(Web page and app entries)
# # # #

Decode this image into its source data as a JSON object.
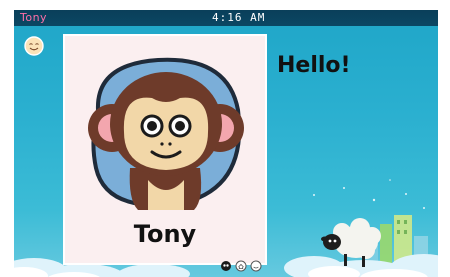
{
  "status_bar": {
    "user_name": "Tony",
    "time": "4:16 AM"
  },
  "profile_card": {
    "name": "Tony",
    "avatar_icon": "monkey-avatar-icon"
  },
  "greeting": "Hello!",
  "small_avatar_icon": "smiley-face-icon",
  "page_indicator": {
    "icons": [
      "monkey-page-dot-icon",
      "home-page-dot-icon",
      "smiley-page-dot-icon"
    ]
  },
  "colors": {
    "status_bar_bg": "#0b4763",
    "user_name_color": "#ff6fa8",
    "card_bg": "#fbeff0",
    "sky": "#2bb0d0"
  }
}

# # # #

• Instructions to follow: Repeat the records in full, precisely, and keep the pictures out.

• Solution for this exercise:
Decode this image into its source data as a JSON object.
{
  "status_bar": {
    "user_name": "Tony",
    "time": "4:16 AM"
  },
  "profile_card": {
    "name": "Tony",
    "avatar_icon": "monkey-avatar-icon"
  },
  "greeting": "Hello!",
  "small_avatar_icon": "smiley-face-icon",
  "page_indicator": {
    "icons": [
      "monkey-page-dot-icon",
      "home-page-dot-icon",
      "smiley-page-dot-icon"
    ]
  },
  "colors": {
    "status_bar_bg": "#0b4763",
    "user_name_color": "#ff6fa8",
    "card_bg": "#fbeff0",
    "sky": "#2bb0d0"
  }
}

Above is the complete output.